After having talked about the geologic time scale, I ask for two volunteers from the class to hold a rope that is 50 feet long. I say that one end is the beginning of the Earth (4.6 billion years ago), and the other is today. I then give out 16 clothes pins and ask various students to put a cloths pin on the 'time line' at various 'geologic events'. Throughout the activity I have a quiz going on where the students calculate percentages of Earth History for major geologic events, and compare it to their own ages. On their time scale, the dinosaurs died only about two 'months' ago! The exercise is very effective at letting them get a sense of how long geologic time is, and how 'recently' some major geologic events happened when you consider a time scale that is the age of the earth.

Context

Audience:

Skills and concepts that students must have mastered:

Ability to calculate percentages.

How the activity is situated in the course:

Taught along with radiometric age dating and learning about sequencing geologic events.

Goals

Content/concepts goals for this activity:

Immensity of Geologic Time.
The order of major geologic events.
The 'bunching up' of geologic history in 'recent' geologic time.

Geologic skills:

Higher order thinking skills goals for this activity:

Other skills goals for this activity:

Quantitative skills, by comparing Earth history to their own ages.

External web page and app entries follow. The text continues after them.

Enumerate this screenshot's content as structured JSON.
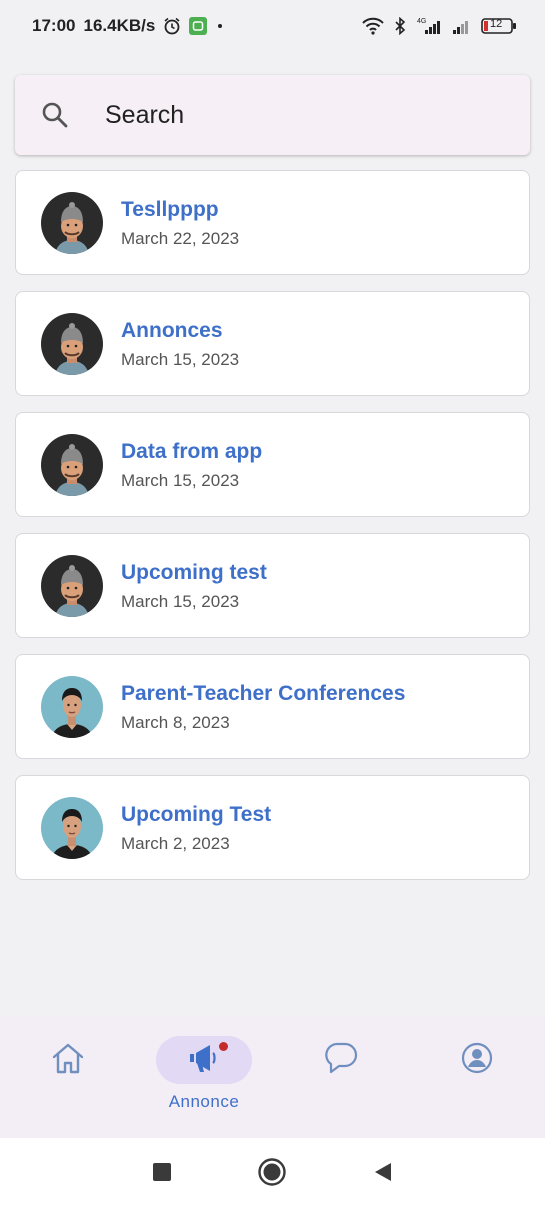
{
  "status_bar": {
    "time": "17:00",
    "speed": "16.4KB/s",
    "network_label": "4G",
    "battery": "12",
    "icons": [
      "alarm-icon",
      "app-notification-icon",
      "wifi-icon",
      "bluetooth-icon",
      "signal-icon",
      "battery-icon"
    ]
  },
  "search": {
    "placeholder": "Search"
  },
  "announcements": [
    {
      "title": "Tesllpppp",
      "date": "March 22, 2023",
      "avatar": "avatar-beanie"
    },
    {
      "title": "Annonces",
      "date": "March 15, 2023",
      "avatar": "avatar-beanie"
    },
    {
      "title": "Data from app",
      "date": "March 15, 2023",
      "avatar": "avatar-beanie"
    },
    {
      "title": "Upcoming test",
      "date": "March 15, 2023",
      "avatar": "avatar-beanie"
    },
    {
      "title": "Parent-Teacher Conferences",
      "date": "March 8, 2023",
      "avatar": "avatar-photo"
    },
    {
      "title": "Upcoming Test",
      "date": "March 2, 2023",
      "avatar": "avatar-photo"
    }
  ],
  "bottom_nav": {
    "items": [
      {
        "id": "home",
        "icon": "home-icon",
        "label": ""
      },
      {
        "id": "annonce",
        "icon": "megaphone-icon",
        "label": "Annonce",
        "active": true
      },
      {
        "id": "chat",
        "icon": "chat-icon",
        "label": ""
      },
      {
        "id": "profile",
        "icon": "profile-icon",
        "label": ""
      }
    ]
  },
  "colors": {
    "accent": "#3e70c9",
    "background": "#f1f1f3",
    "nav_background": "#f3edf6",
    "active_pill": "#e2d9f4",
    "badge": "#c42b2b"
  }
}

Description of the activity/assignment

After having talked about the geologic time scale (Precambrian: prior to 570 Ma; Paleozoic: 570-245 Ma; Mesozoic: 245-65 Ma; Cenozoic: 65 Ma - Present), I ask for two volunteers from the class to hold a rope that is 50 feet long. I say that one end is the beginning of the Earth (4.6 billion years ago), and the other is today. I then give out 16 clothes pins and ask various students to put a cloths pin on the 'time line' at various 'geologic events'. For example, I ask them to put one where the dinosaurs died out (end of the Mesozoic). They almost invariably put it much too old (65 Ma is less than 2% of Earth history!). Then I ask them to put one on their birthday (they now laugh). Then I ask them to put one where we think hominoids (humans) evolved (~3-4 Ma), and they realize that we have not been here very long geologically. Then I ask them to put one at the end of the Precambrian, where life took off in terms of the numbers of species, etc. They are amazed that this only represents less than 15% of Earth history. Throughout the activity I have a quiz going on where the students calculate percentages of Earth History for major geologic events, and compare it to their own ages. On their time scale, the dinosaurs died only about two 'months' ago! The exercise is very effective at letting them get a sense of how long geologic time is, and how 'recently' some major geologic events happened when you consider a time scale that is the age of the earth.

Evaluation

Key is designing questions that address student understanding of the lenght of geologic history, and the 'recentness' of major events (extinction of the dinosaurs, etc.) in geologic history.

Same questions in exams on same material, in classes with and without activity, that address geologic time.

Logistics

50 foot length of rope.
3x5 cards with numbers, names of geologic events, and ages.
Clothes pins for attaching card to rope.

Make sure rope will fit across front of class.

Poster Presentation

Roping Geologic Time (Acrobat (PDF) 48.1MB Jan2 06)